  3. MedlinePlus. Alosetron.

  4. U.S. Food and Drug Administration: FDA AccessData. Highlights of prescribing information: Ibsrela (tenapanor) tablets, for oral use.

  5. Xie C, Tang Y, Wang Y, et al. Efficacy and safety of antidepressants for the treatment of irritable bowel syndrome: A meta-analysis. PLoS ONE. 2015;10(8):e0127815. doi:10.1371/journal.pone.0127815

  6. Camilleri M, Ford AC. Pharmacotherapy for irritable bowel syndrome. J Clin Med. 2017;6(11). doi:10.3390/jcm6110101

  7. Peyton L, Greene J. Irritable bowel syndrome: current and emerging treatment options. P T. 2014;39(8):567-78.

Additional Reading

By Barbara Bolen, PhD
Barbara Bolen, PhD, is a licensed clinical psychologist and health coach.

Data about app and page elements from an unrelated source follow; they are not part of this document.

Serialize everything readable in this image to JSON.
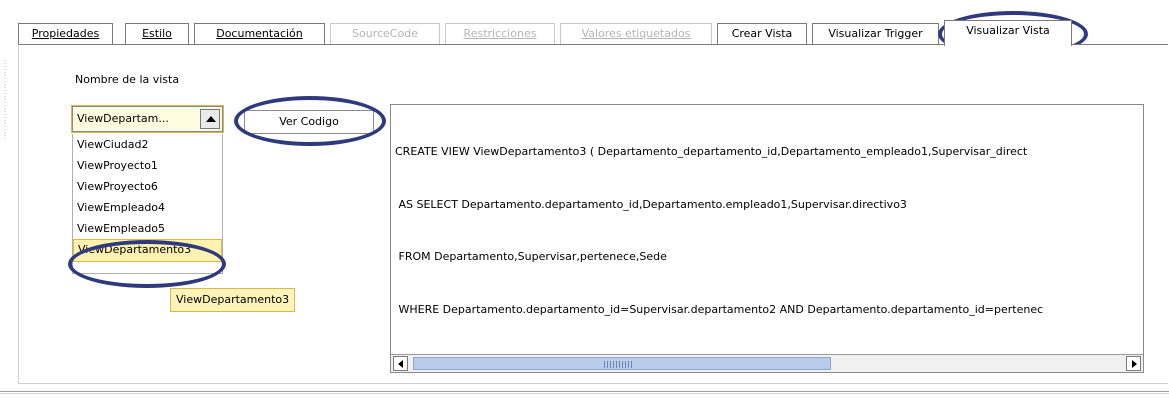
{
  "tabs": [
    {
      "label": "Propiedades",
      "state": "normal",
      "underline": true
    },
    {
      "label": "Estilo",
      "state": "normal",
      "underline": true
    },
    {
      "label": "Documentación",
      "state": "normal",
      "underline": true
    },
    {
      "label": "SourceCode",
      "state": "disabled",
      "underline": false
    },
    {
      "label": "Restricciones",
      "state": "disabled",
      "underline": true
    },
    {
      "label": "Valores etiquetados",
      "state": "disabled",
      "underline": true
    },
    {
      "label": "Crear Vista",
      "state": "normal",
      "underline": false
    },
    {
      "label": "Visualizar Trigger",
      "state": "normal",
      "underline": false
    },
    {
      "label": "Visualizar Vista",
      "state": "active",
      "underline": false
    }
  ],
  "view_form": {
    "name_label": "Nombre de la vista",
    "combo_value": "ViewDepartam...",
    "list_items": [
      "ViewCiudad2",
      "ViewProyecto1",
      "ViewProyecto6",
      "ViewEmpleado4",
      "ViewEmpleado5",
      "ViewDepartamento3"
    ],
    "selected_item": "ViewDepartamento3",
    "tooltip": "ViewDepartamento3",
    "ver_codigo_label": "Ver Codigo"
  },
  "code_area": {
    "lines": [
      "CREATE VIEW ViewDepartamento3 ( Departamento_departamento_id,Departamento_empleado1,Supervisar_direct",
      " AS SELECT Departamento.departamento_id,Departamento.empleado1,Supervisar.directivo3",
      " FROM Departamento,Supervisar,pertenece,Sede",
      " WHERE Departamento.departamento_id=Supervisar.departamento2 AND Departamento.departamento_id=pertenec"
    ]
  },
  "annotations_color": "#2f3a7e"
}
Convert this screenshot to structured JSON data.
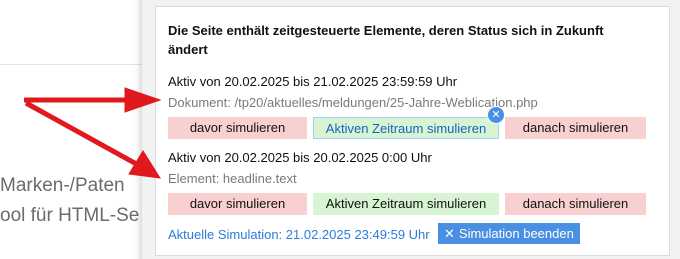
{
  "background": {
    "line1": "Marken-/Paten",
    "line2": "ool für HTML-Se"
  },
  "panel": {
    "title": "Die Seite enthält zeitgesteuerte Elemente, deren Status sich in Zukunft ändert",
    "entries": [
      {
        "period": "Aktiv von 20.02.2025 bis 21.02.2025 23:59:59 Uhr",
        "source": "Dokument: /tp20/aktuelles/meldungen/25-Jahre-Weblication.php",
        "before_label": "davor simulieren",
        "active_label": "Aktiven Zeitraum simulieren",
        "after_label": "danach simulieren"
      },
      {
        "period": "Aktiv von 20.02.2025 bis 20.02.2025 0:00 Uhr",
        "source": "Element: headline.text",
        "before_label": "davor simulieren",
        "active_label": "Aktiven Zeitraum simulieren",
        "after_label": "danach simulieren"
      }
    ],
    "close_badge": "✕",
    "simulation_status": "Aktuelle Simulation: 21.02.2025 23:49:59 Uhr",
    "end_simulation_label": "Simulation beenden",
    "end_simulation_icon": "✕"
  },
  "colors": {
    "red_button": "#f9d0d0",
    "green_button": "#d8f5d3",
    "accent_blue": "#4a90e2",
    "arrow": "#e0191f"
  },
  "icons": {
    "close_badge": "close-icon",
    "end_simulation": "close-icon"
  }
}
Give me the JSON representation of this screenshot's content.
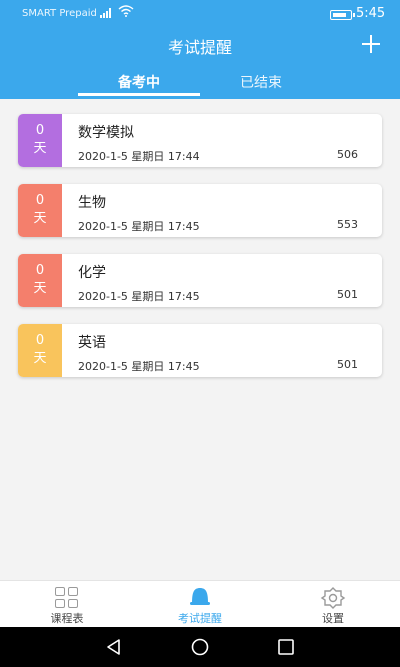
{
  "status_bar": {
    "carrier": "SMART Prepaid",
    "time": "5:45",
    "battery_level": 0.8
  },
  "header": {
    "title": "考试提醒",
    "add_icon": "plus-icon"
  },
  "tabs": [
    {
      "label": "备考中",
      "active": true
    },
    {
      "label": "已结束",
      "active": false
    }
  ],
  "exams": [
    {
      "days": "0",
      "unit": "天",
      "name": "数学模拟",
      "date": "2020-1-5 星期日 17:44",
      "count": "506",
      "color": "#b36ee0"
    },
    {
      "days": "0",
      "unit": "天",
      "name": "生物",
      "date": "2020-1-5 星期日 17:45",
      "count": "553",
      "color": "#f47f6c"
    },
    {
      "days": "0",
      "unit": "天",
      "name": "化学",
      "date": "2020-1-5 星期日 17:45",
      "count": "501",
      "color": "#f47f6c"
    },
    {
      "days": "0",
      "unit": "天",
      "name": "英语",
      "date": "2020-1-5 星期日 17:45",
      "count": "501",
      "color": "#f9c45c"
    }
  ],
  "bottom_nav": [
    {
      "label": "课程表",
      "icon": "grid-icon",
      "active": false
    },
    {
      "label": "考试提醒",
      "icon": "bell-icon",
      "active": true
    },
    {
      "label": "设置",
      "icon": "gear-icon",
      "active": false
    }
  ],
  "system_nav": [
    "back-icon",
    "home-icon",
    "recents-icon"
  ],
  "colors": {
    "primary": "#3ba8ec",
    "background": "#f3f3f3"
  }
}
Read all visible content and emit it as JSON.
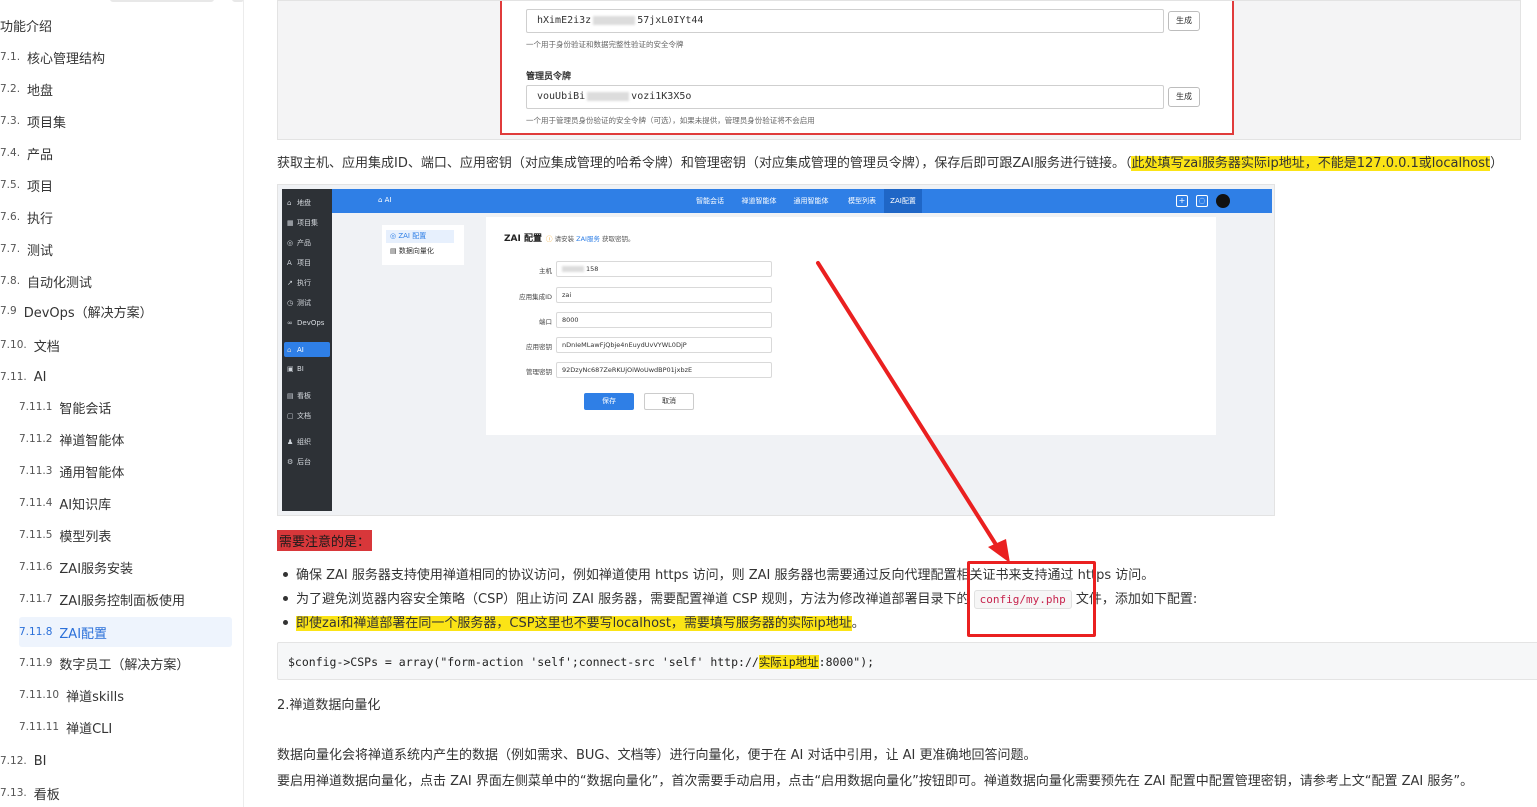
{
  "toc": {
    "items": [
      {
        "num": "",
        "label": "功能介绍"
      },
      {
        "num": "7.1.",
        "label": "核心管理结构"
      },
      {
        "num": "7.2.",
        "label": "地盘"
      },
      {
        "num": "7.3.",
        "label": "项目集"
      },
      {
        "num": "7.4.",
        "label": "产品"
      },
      {
        "num": "7.5.",
        "label": "项目"
      },
      {
        "num": "7.6.",
        "label": "执行"
      },
      {
        "num": "7.7.",
        "label": "测试"
      },
      {
        "num": "7.8.",
        "label": "自动化测试"
      },
      {
        "num": "7.9",
        "label": "DevOps（解决方案）"
      },
      {
        "num": "7.10.",
        "label": "文档"
      },
      {
        "num": "7.11.",
        "label": "AI"
      },
      {
        "num": "7.11.1",
        "label": "智能会话"
      },
      {
        "num": "7.11.2",
        "label": "禅道智能体"
      },
      {
        "num": "7.11.3",
        "label": "通用智能体"
      },
      {
        "num": "7.11.4",
        "label": "AI知识库"
      },
      {
        "num": "7.11.5",
        "label": "模型列表"
      },
      {
        "num": "7.11.6",
        "label": "ZAI服务安装"
      },
      {
        "num": "7.11.7",
        "label": "ZAI服务控制面板使用"
      },
      {
        "num": "7.11.8",
        "label": "ZAI配置"
      },
      {
        "num": "7.11.9",
        "label": "数字员工（解决方案）"
      },
      {
        "num": "7.11.10",
        "label": "禅道skills"
      },
      {
        "num": "7.11.11",
        "label": "禅道CLI"
      },
      {
        "num": "7.12.",
        "label": "BI"
      },
      {
        "num": "7.13.",
        "label": "看板"
      }
    ]
  },
  "shot1": {
    "token_prefix": "hXimE2i3z",
    "token_suffix": "57jxL0IYt44",
    "token_help": "一个用于身份验证和数据完整性验证的安全令牌",
    "admin_label": "管理员令牌",
    "admin_prefix": "vouUbiBi",
    "admin_suffix": "vozi1K3X5o",
    "admin_help": "一个用于管理员身份验证的安全令牌（可选），如果未提供，管理员身份验证将不会启用",
    "generate": "生成"
  },
  "desc": {
    "text": "获取主机、应用集成ID、端口、应用密钥（对应集成管理的哈希令牌）和管理密钥（对应集成管理的管理员令牌），保存后即可跟ZAI服务进行链接。（",
    "highlight": "此处填写zai服务器实际ip地址，不能是127.0.0.1或localhost",
    "close": "）"
  },
  "app": {
    "brand": "AI",
    "sidebar": [
      {
        "icon": "⌂",
        "label": "地盘"
      },
      {
        "icon": "▦",
        "label": "项目集"
      },
      {
        "icon": "◎",
        "label": "产品"
      },
      {
        "icon": "A",
        "label": "项目"
      },
      {
        "icon": "↗",
        "label": "执行"
      },
      {
        "icon": "◷",
        "label": "测试"
      },
      {
        "icon": "∞",
        "label": "DevOps"
      },
      {
        "icon": "⌂",
        "label": "AI"
      },
      {
        "icon": "▣",
        "label": "BI"
      },
      {
        "icon": "▤",
        "label": "看板"
      },
      {
        "icon": "▢",
        "label": "文档"
      },
      {
        "icon": "♟",
        "label": "组织"
      },
      {
        "icon": "⚙",
        "label": "后台"
      }
    ],
    "tabs": [
      "智能会话",
      "禅道智能体",
      "通用智能体",
      "模型列表",
      "ZAI配置"
    ],
    "subnav": [
      "ZAI 配置",
      "数据向量化"
    ],
    "panel_title": "ZAI 配置",
    "panel_warn": "请安装",
    "panel_link": "ZAI服务",
    "panel_warn2": "获取密钥。",
    "fields": [
      {
        "label": "主机",
        "value": "158"
      },
      {
        "label": "应用集成ID",
        "value": "zai"
      },
      {
        "label": "端口",
        "value": "8000"
      },
      {
        "label": "应用密钥",
        "value": "nDnIeMLawFjQbje4nEuydUvVYWL0DjP"
      },
      {
        "label": "管理密钥",
        "value": "92DzyNc687ZeRKUjOiWoUwdBP01jxbzE"
      }
    ],
    "save": "保存",
    "cancel": "取消"
  },
  "notes": {
    "title": "需要注意的是：",
    "b1": "确保 ZAI 服务器支持使用禅道相同的协议访问，例如禅道使用 https 访问，则 ZAI 服务器也需要通过反向代理配置相关证书来支持通过 https 访问。",
    "b2_pre": "为了避免浏览器内容安全策略（CSP）阻止访问 ZAI 服务器，需要配置禅道 CSP 规则，方法为修改禅道部署目录下的",
    "b2_code": "config/my.php",
    "b2_post": "文件，添加如下配置:",
    "b3": "即使zai和禅道部署在同一个服务器，CSP这里也不要写localhost，需要填写服务器的实际ip地址",
    "b3_end": "。"
  },
  "code": {
    "pre": "$config->CSPs = array(\"form-action 'self';connect-src 'self' http://",
    "hl": "实际ip地址",
    "post": ":8000\");"
  },
  "section2": {
    "title": "2.禅道数据向量化",
    "p1": "数据向量化会将禅道系统内产生的数据（例如需求、BUG、文档等）进行向量化，便于在 AI 对话中引用，让 AI 更准确地回答问题。",
    "p2": "要启用禅道数据向量化，点击 ZAI 界面左侧菜单中的“数据向量化”，首次需要手动启用，点击“启用数据向量化”按钮即可。禅道数据向量化需要预先在 ZAI 配置中配置管理密钥，请参考上文“配置 ZAI 服务”。"
  },
  "colors": {
    "accent": "#2f7fe6",
    "annotation": "#ea2020",
    "highlight": "#fbe416",
    "toc_active": "#2b70d9"
  }
}
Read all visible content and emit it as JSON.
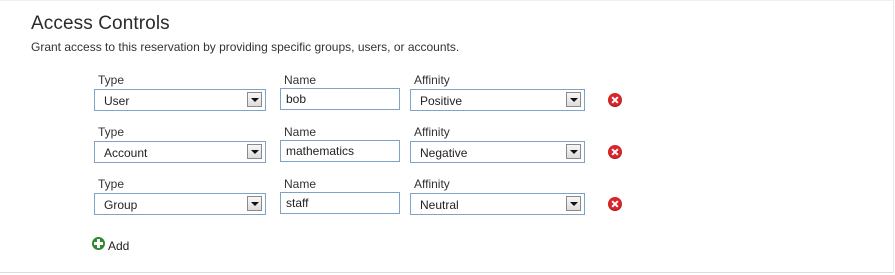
{
  "section": {
    "title": "Access Controls",
    "subtitle": "Grant access to this reservation by providing specific groups, users, or accounts."
  },
  "labels": {
    "type": "Type",
    "name": "Name",
    "affinity": "Affinity"
  },
  "rows": [
    {
      "type": "User",
      "name": "bob",
      "affinity": "Positive"
    },
    {
      "type": "Account",
      "name": "mathematics",
      "affinity": "Negative"
    },
    {
      "type": "Group",
      "name": "staff",
      "affinity": "Neutral"
    }
  ],
  "icons": {
    "remove": "remove-icon",
    "add": "add-icon",
    "dropdown": "chevron-down-icon"
  },
  "colors": {
    "remove": "#d9262b",
    "add": "#2f8a2f",
    "field_border": "#7fa3c6"
  },
  "add": {
    "label": "Add"
  }
}
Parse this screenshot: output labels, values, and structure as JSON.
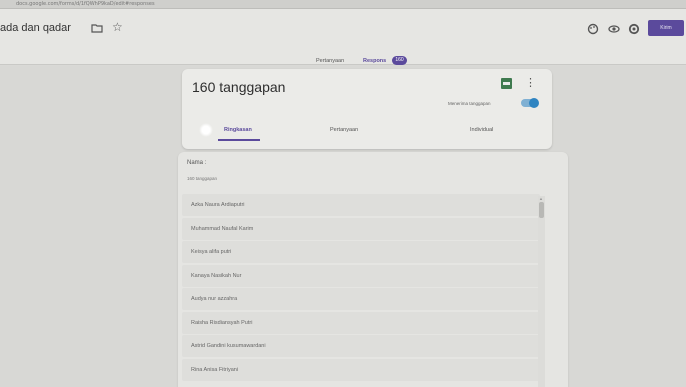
{
  "browser": {
    "url": "docs.google.com/forms/d/1fQWhP9kaD/edit#responses"
  },
  "header": {
    "doc_title": "ada dan qadar",
    "icons": [
      "folder-icon",
      "star-icon",
      "palette-icon",
      "eye-icon",
      "settings-icon"
    ],
    "send_label": "Kirim",
    "tabs": [
      {
        "label": "Pertanyaan"
      },
      {
        "label": "Respons"
      }
    ],
    "response_badge": "160",
    "accent_color": "#5b4a9c"
  },
  "summary": {
    "count_label": "160 tanggapan",
    "accept_label": "Menerima tanggapan",
    "accepting": true,
    "subtabs": [
      {
        "label": "Ringkasan"
      },
      {
        "label": "Pertanyaan"
      },
      {
        "label": "Individual"
      }
    ]
  },
  "names_card": {
    "field_label": "Nama :",
    "field_sub": "160 tanggapan",
    "items": [
      "Azka Naura Ardiaputri",
      "Muhammad Naufal Karim",
      "Keisya alifa putri",
      "Kanaya Nasikah Nur",
      "Audya nur azzahra",
      "Raisha Risdiansyah Putri",
      "Astrid Gandini kusumawardani",
      "Rina Anisa Fitriyani"
    ]
  }
}
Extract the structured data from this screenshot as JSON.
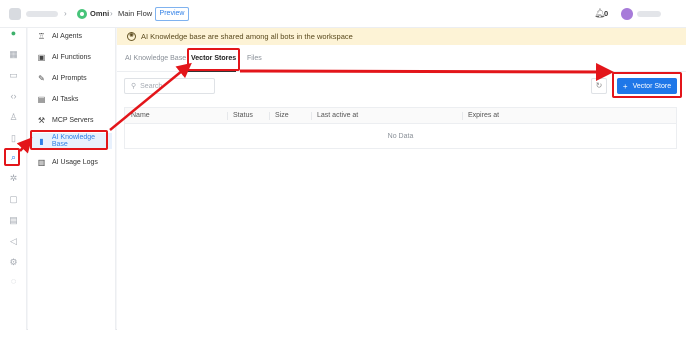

She has written multiple books focused on living with irritable bowel syndrome.